Tonight, to save costs I am staying the night on the boat with Ash. The boat is 90 foot long and amazing- it has all the mod cons including air con, fridges, freezers, washing machine, dryer, computers, jacuzzi up top and some lovely guest cabins. The staff cabins are pretty good too. I am now seriously considering doing some sailing courses and trying to get a job as a stewardess on a boat.

Walking on an active volcanoe

November 12, 2007   

This last weekend Annabelle and I drove down to Whakatane via the south shore of the Hauraki Gulf. It was a beautiful drive and we stopped at a village hall to buy some homemade cakes for lunch!

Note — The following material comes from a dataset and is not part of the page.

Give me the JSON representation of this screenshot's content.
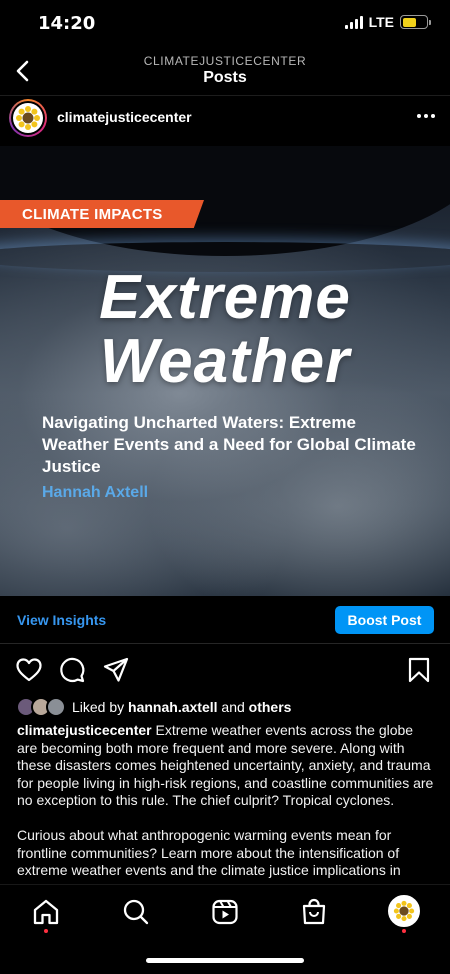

 We got to Whakatane in the early afternoon on saturday and checked into the backpackers and then spent the afternoon walking around town. We saw a Maori canoe, a cave that is special to the Moari people and checked out the enterance which reminds me of Morro Bay – there is a standing wave at the harbour enterance and lots of rocks. The harbour is long and narrow and on a rock at the enterance there is a statue of a maori woman.

 On Sunday morning we got on Peejay V a 73 foot custom built powerboat for a ride out the White Island which is 50km offshore. The trip was uneventful except for one of the passengers passing out right next to me – the crew reacted very professionally. The owners of White Island Tours have worked hard to create a great experience they have it down pat.


You are given a gas mask, hard hat and are divided into groups and get into the 15 foot dinghy that ferries you to the pier on White Island.

Below is from White Island tour website

White Island is one of the most fascinating and accessible volcanoes on earth, carrying with it an A grade level of scientific importance.  As New Zealand’s only live marine volcano, scientists and volcanologists worldwide are attracted by its unique features.
The volcano is estimated to be between 100,000 and 200,000 years old.  However, the small portion of the island that is visible above sea level has been in its present form for an estimated  16,000 years  – evidence of a continually changing landscape.

 Walking on White Island is like walking on the moon.  Virtually no vegetation survives the harsh acidic environment inside the crater walls.  Instead, lush beds of yellow and white sulphur crystals grow amongst hissing, steaming, bubbling fumaroles.

 Giant mounds, remnants of the 1914 Great Landslide, dwarf visitors as they wind their way up to the Main Crater.  Venturing to the edge, they are greeted by an amazing sight – an immense crater, with towering walls shielding its spectacular lake and punctuated by steamy vents from which the power of the inner earth constantly belches forth.

 Neighbouring Donald Duck and Noisy Nellie Craters each have their own stories to tell and a view from on high.  Down below, bright yellow chimneys of delicate sulphur crystals enhance the alien landscape and lure the visitor for a closer look.

 In contrast to these natural features, stand the ruins of an old factory, the only human testament to the numerous failed sulphur mining attempts of days gone by, and now slowly being reclaimed by Mother Nature.

 Scientific equipment is discreetly positioned around the volcano.  Its activity is constantly being monitored by IGNS (Institute of Geological and Nuclear Sciences).  A seismograph, survey pegs, magnetometers and a camera all provide information on just what the volcano is up to.  Up-to-date images of the island can be viewed hourly at

 White Island currently sits on an alert level rating of 1, meaning she is always active, constantly steaming.  Misty, roaring, ashing, rumbling .

 Annabelle and I used our gas masks quite a lot the sulphur really does irritate your throat. The weekend was an exciting experience. Next time I think I will do a diving trip out here – apparently it is amazing as there are pockets of hot air escaping from underwater fumerals.

 We got back really late to Auckland on Sunday night ready for work on Monday morning.

 Hope you had a good weekend where ever you were.